Balancing Scales in Research Design & Communications
INSTRUCTORS: Katherine Daniell and Charlotte Bradley (3A Institute, Australian National University)
SCHEDULE: This tutorial has one required session, and it is offered twice:
15A is ideal for attendees in the Americas, E+SE Asia, AU, NZ
Monday, Oct 19, 3–6:00 pm San Francisco = 7:00 pm São Paulo = Tues, Oct 20, 9:00 am Melbourne / convert time zone
Scoping research projects into something manageable that suits both you and the project sponsor and partners can be a real challenge. This tutorial explores the process of balancing values and interests in research design through the application of boundary judgments in defining and choosing the scales (and levels on them) that will form the research focus. Conceptual frameworks will be presented and then employed by participants in an interactive setting on scenario research cases. The experience seeks to cultivate reflexivity around the complexities in participatory research design definition, and practical means of working through them.

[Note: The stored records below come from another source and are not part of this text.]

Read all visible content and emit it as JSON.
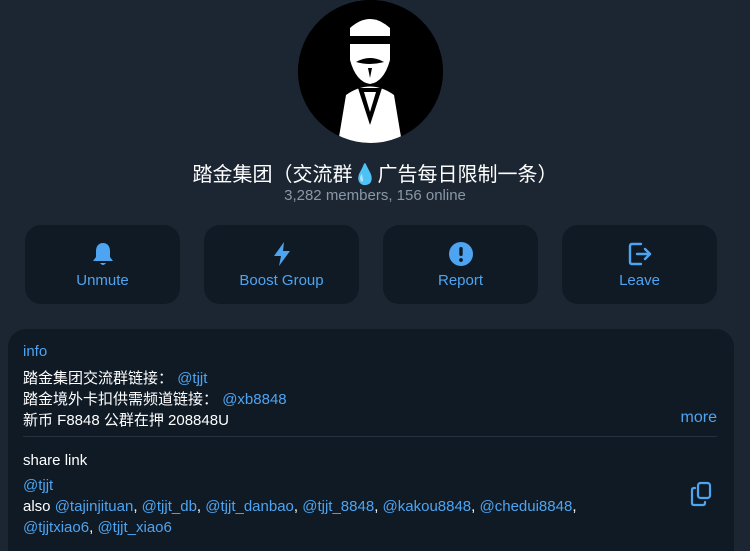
{
  "profile": {
    "title": "踏金集团（交流群💧广告每日限制一条）",
    "subtitle": "3,282 members, 156 online"
  },
  "actions": [
    {
      "label": "Unmute",
      "icon": "bell-icon"
    },
    {
      "label": "Boost Group",
      "icon": "lightning-icon"
    },
    {
      "label": "Report",
      "icon": "alert-icon"
    },
    {
      "label": "Leave",
      "icon": "leave-icon"
    }
  ],
  "info": {
    "section_label": "info",
    "line1_text": "踏金集团交流群链接：",
    "line1_link": "@tjjt",
    "line2_text": "踏金境外卡扣供需频道链接：",
    "line2_link": "@xb8848",
    "line3_text": "新币 F8848 公群在押 208848U",
    "more_label": "more"
  },
  "share": {
    "section_label": "share link",
    "primary_link": "@tjjt",
    "also_label": "also",
    "links": [
      "@tajinjituan",
      "@tjjt_db",
      "@tjjt_danbao",
      "@tjjt_8848",
      "@kakou8848",
      "@chedui8848",
      "@tjjtxiao6",
      "@tjjt_xiao6"
    ],
    "separator": ", "
  },
  "colors": {
    "background": "#1b2632",
    "card": "#0f1a25",
    "accent": "#4ea4f0",
    "secondary_text": "#8a97a6"
  }
}
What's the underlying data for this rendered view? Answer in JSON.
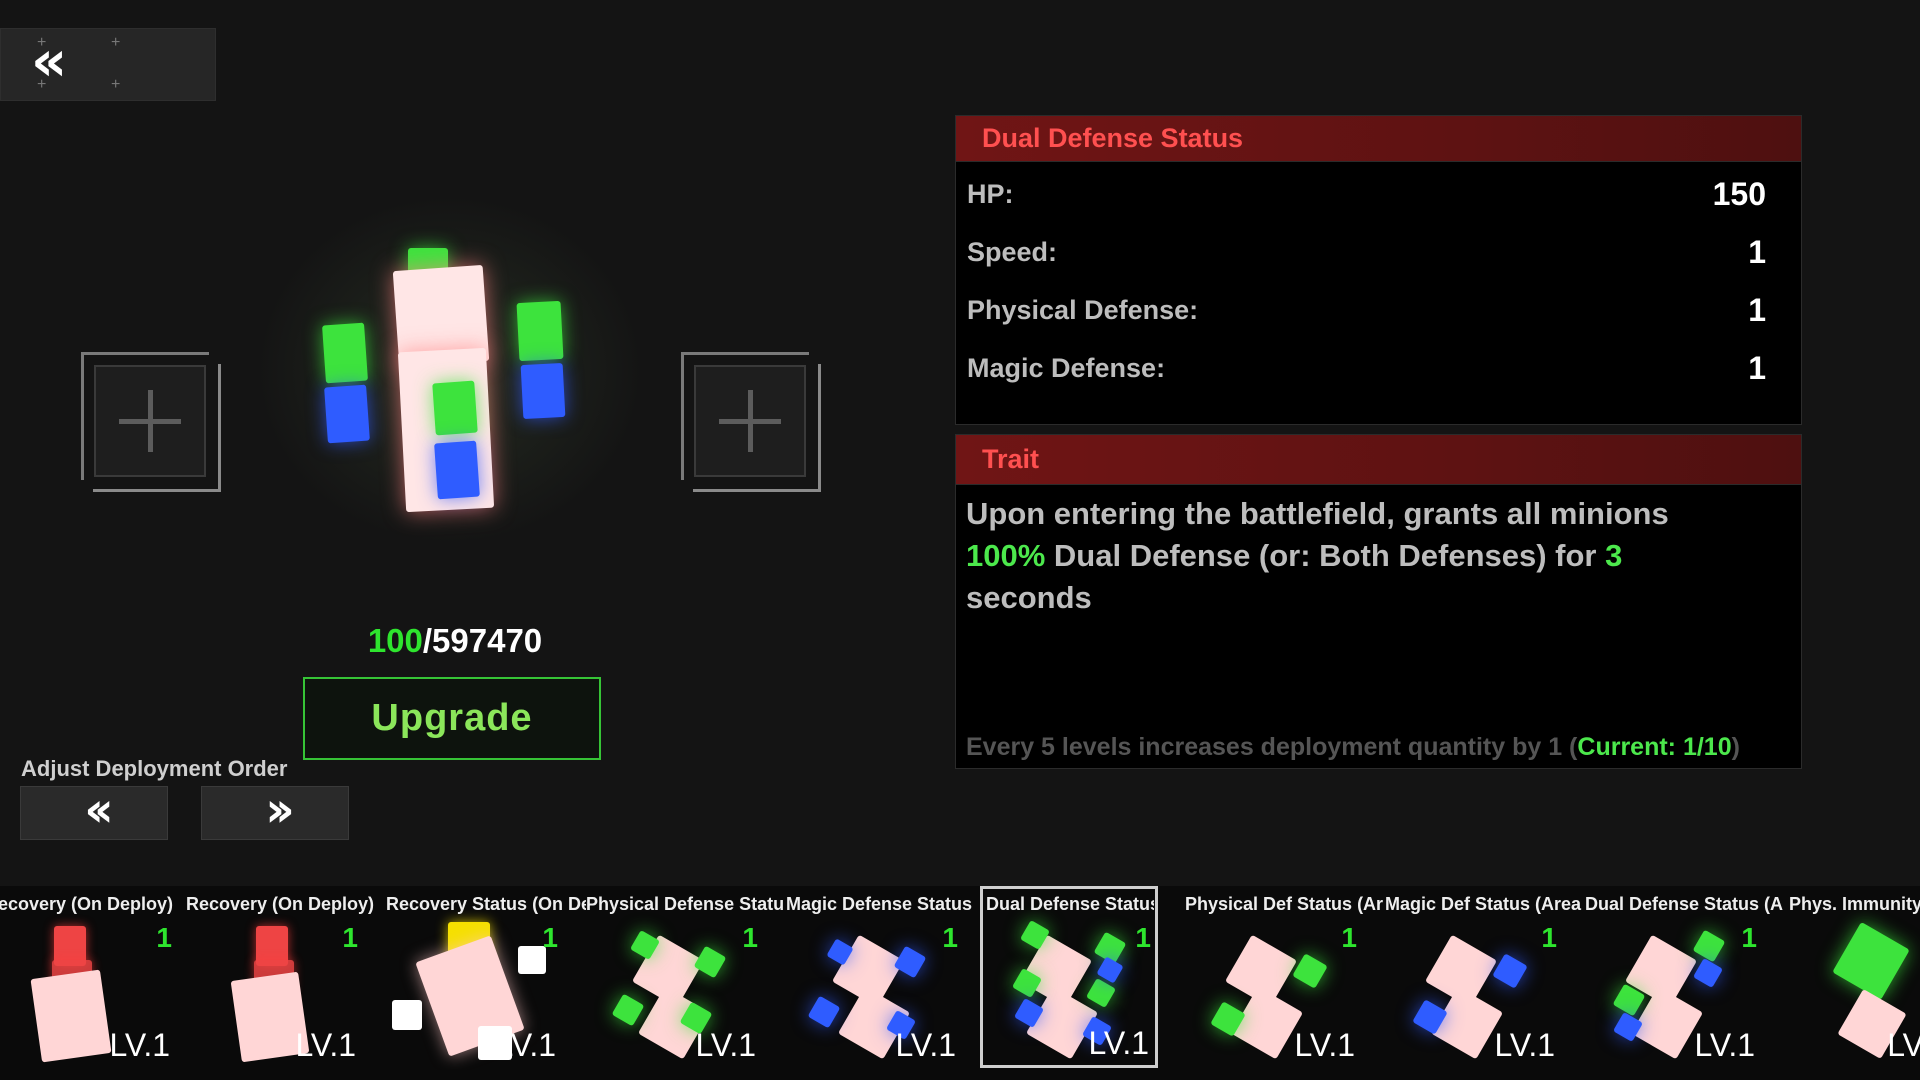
{
  "back_button": {
    "icon": "double-chevron-left-icon",
    "glyph": "‹‹"
  },
  "unit": {
    "counter_current": "100",
    "counter_total": "/597470",
    "upgrade_label": "Upgrade"
  },
  "deployment": {
    "label": "Adjust Deployment Order",
    "left_glyph": "‹‹",
    "right_glyph": "››"
  },
  "stats_panel": {
    "title": "Dual Defense Status",
    "rows": [
      {
        "label": "HP:",
        "value": "150"
      },
      {
        "label": "Speed:",
        "value": "1"
      },
      {
        "label": "Physical Defense:",
        "value": "1"
      },
      {
        "label": "Magic Defense:",
        "value": "1"
      }
    ]
  },
  "trait_panel": {
    "title": "Trait",
    "line1": "Upon entering the battlefield, grants all minions",
    "pct": "100%",
    "line2_mid": " Dual Defense (or: Both Defenses) for ",
    "duration": "3",
    "line3": "seconds",
    "footer_text": "Every 5 levels increases deployment quantity by 1 (",
    "footer_current": "Current: 1/10",
    "footer_close": ")"
  },
  "roster": [
    {
      "name": "ecovery (On Deploy)",
      "count": "1",
      "level": "LV.1"
    },
    {
      "name": "Recovery (On Deploy)",
      "count": "1",
      "level": "LV.1"
    },
    {
      "name": "Recovery Status (On De",
      "count": "1",
      "level": "LV.1"
    },
    {
      "name": "Physical Defense Statu",
      "count": "1",
      "level": "LV.1"
    },
    {
      "name": "Magic Defense Status",
      "count": "1",
      "level": "LV.1"
    },
    {
      "name": "Dual Defense Status",
      "count": "1",
      "level": "LV.1"
    },
    {
      "name": "Physical Def Status (Ar",
      "count": "1",
      "level": "LV.1"
    },
    {
      "name": "Magic Def Status (Area",
      "count": "1",
      "level": "LV.1"
    },
    {
      "name": "Dual Defense Status (A",
      "count": "1",
      "level": "LV.1"
    },
    {
      "name": "Phys. Immunity",
      "count": "",
      "level": "LV"
    }
  ],
  "colors": {
    "accent_green": "#2ee52e",
    "header_red": "#701515",
    "title_red": "#ff5050"
  }
}
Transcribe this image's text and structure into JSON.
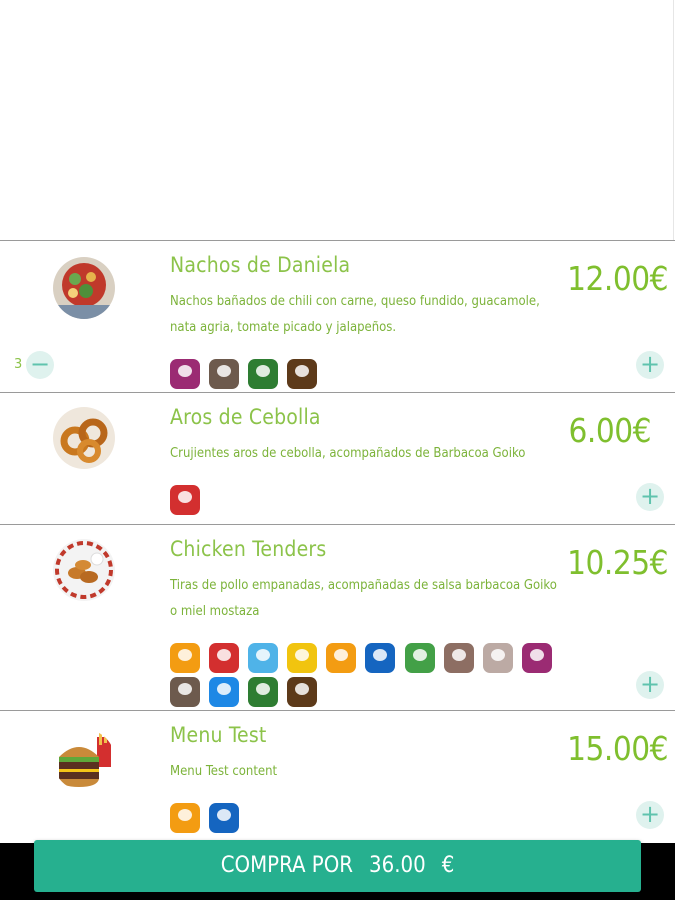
{
  "items": [
    {
      "title": "Nachos de Daniela",
      "description": "Nachos bañados de chili con carne, queso fundido, guacamole, nata agria, tomate picado y jalapeños.",
      "price": "12.00€",
      "quantity": "3",
      "allergen_icons": [
        "mollusk-icon",
        "milk-icon",
        "soy-icon",
        "peanut-icon"
      ],
      "allergen_colors": [
        "#9b2b73",
        "#6d5a4d",
        "#2e7d32",
        "#5d3a1a"
      ]
    },
    {
      "title": "Aros de Cebolla",
      "description": "Crujientes aros de cebolla, acompañados de Barbacoa Goiko",
      "price": "6.00€",
      "allergen_icons": [
        "crustacean-icon"
      ],
      "allergen_colors": [
        "#d32f2f"
      ]
    },
    {
      "title": "Chicken Tenders",
      "description": "Tiras de pollo empanadas, acompañadas de salsa barbacoa Goiko o miel mostaza",
      "price": "10.25€",
      "allergen_icons": [
        "gluten-icon",
        "crustacean-icon",
        "fish-icon",
        "egg-icon",
        "peanut-icon",
        "mustard-icon",
        "celery-icon",
        "nuts-icon",
        "sesame-icon",
        "mollusk-icon",
        "milk-icon",
        "sulphite-icon",
        "soy-icon",
        "lupin-icon"
      ],
      "allergen_colors": [
        "#f39c12",
        "#d32f2f",
        "#4fb3e8",
        "#f1c40f",
        "#f39c12",
        "#1565c0",
        "#43a047",
        "#8d6e63",
        "#bcaaa4",
        "#9b2b73",
        "#6d5a4d",
        "#1e88e5",
        "#2e7d32",
        "#5d3a1a"
      ]
    },
    {
      "title": "Menu Test",
      "description": "Menu Test content",
      "price": "15.00€",
      "allergen_icons": [
        "gluten-icon",
        "sulphite-icon"
      ],
      "allergen_colors": [
        "#f39c12",
        "#1565c0"
      ]
    }
  ],
  "controls": {
    "plus_symbol": "+",
    "minus_symbol": "−"
  },
  "buy_button": {
    "label": "COMPRA POR",
    "amount": "36.00",
    "currency": "€"
  }
}
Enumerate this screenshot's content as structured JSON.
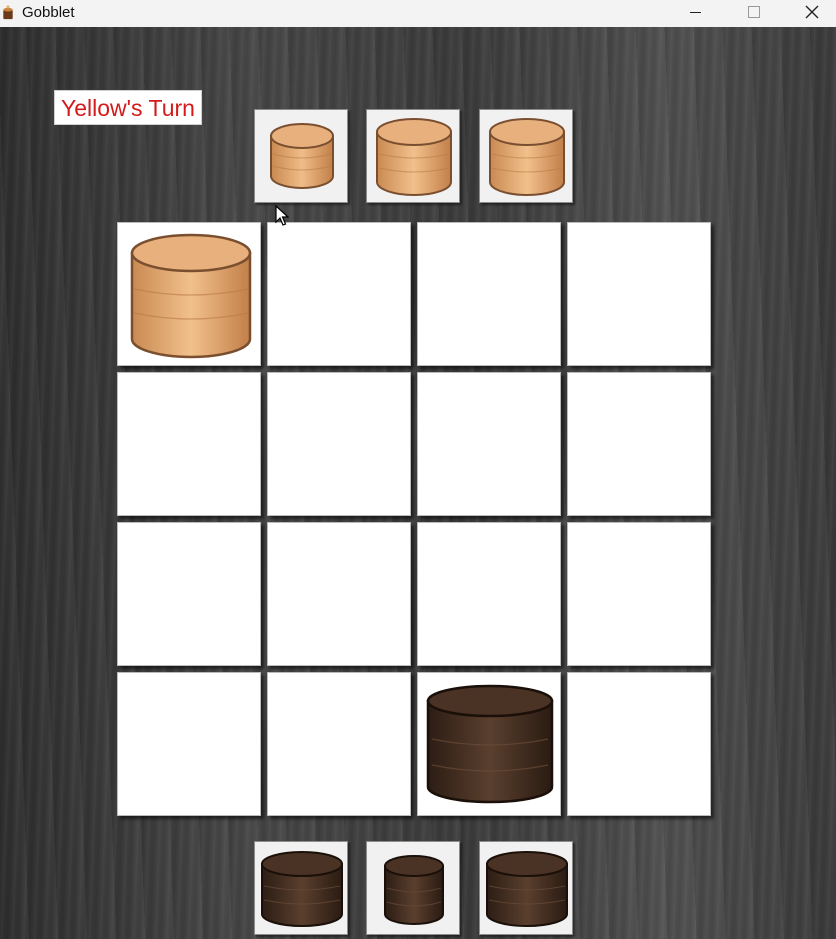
{
  "window": {
    "title": "Gobblet",
    "icon": "gobblet-app-icon",
    "controls": [
      "minimize-icon",
      "maximize-icon",
      "close-icon"
    ]
  },
  "status": {
    "turn_text": "Yellow's Turn",
    "turn_color": "#d41a1a"
  },
  "colors": {
    "light_piece": "#dca06a",
    "dark_piece": "#3e2a1e",
    "cell_bg": "#ffffff",
    "tray_bg": "#f1f1f1"
  },
  "top_tray": {
    "player": "light",
    "pieces": [
      "medium",
      "large",
      "large"
    ]
  },
  "bottom_tray": {
    "player": "dark",
    "pieces": [
      "large",
      "medium",
      "large"
    ]
  },
  "board": {
    "rows": 4,
    "cols": 4,
    "cells": [
      [
        {
          "piece": "light",
          "size": "large"
        },
        null,
        null,
        null
      ],
      [
        null,
        null,
        null,
        null
      ],
      [
        null,
        null,
        null,
        null
      ],
      [
        null,
        null,
        {
          "piece": "dark",
          "size": "large"
        },
        null
      ]
    ]
  }
}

By the end of the session, participants will be able to:
- Understand how making boundary judgments explicit about chosen scales and levels to study can clarify research plan designs
- Cultivate awareness of reflexive and participatory approaches to defining scales and research boundaries
- Apply example scale definition theory and methods to example research plan cases
The tutorial will include a mixture of presented content, small-group discussion and activities. No prior knowledge is necessary; participants will require a computer with Zoom capabilities (a phone screen will be too small to engage effectively in the activities).
Ahead of the session, participants will be given some brief reading assignments.
This tutorial is adapted from the Data course in the 3A Institute’s CPS Building Blocks series of short-courses.
Katherine Daniell is Research Lead at the 3A Institute (3Ai), an Associate Professor at the ANU Fenner School of Environment and Society, and the Associate Dean (Education) – Interim at the Australian National University College of Engineering and Computer Science. Katherine’s work focuses on collaborative approaches to policy, action and education for sustainable development. In this field, she has worked in Europe and the Asia-Pacific on projects related to international science and technology cooperation, water governance, risk management, sustainable urban development, politics and cultures of innovation, and climate change adaptation. Katherine is convenor of the 3Ai Masters program in Applied Cybernetics and delights in the clash and novel synthesis of disciplinary cultures.
Charlotte Bradley is a PhD student at the 3A Institute (3Ai) at the Australian National University, Canberra. Located within the College of Engineering and Computer Science, the 3Ai is creating a new branch of engineering centred on effectively and ethically managing the impact of artificial intelligence on humanity through better design and management of technology. Charlotte is one of the first graduates of 3Ai’s ground-breaking Masters of Applied Cybernetics. She also holds a Masters in English Studies from Sydney University, and a Bachelor of Arts(Hons) in Theatre and English from Victoria University of Wellington, New Zealand. Before joining 3Ai, Charlotte was product manager at Settify, an Australian legal tech start-up. Before that, she worked for several Australian performing arts companies in marketing and technology roles, specialising in database management and business insights. Charlotte is also a theatre director and dramaturg. In 2019, she directed the new play Troll for Trick of the Light Theatre, which is toured New Zealand, Australia and the UK.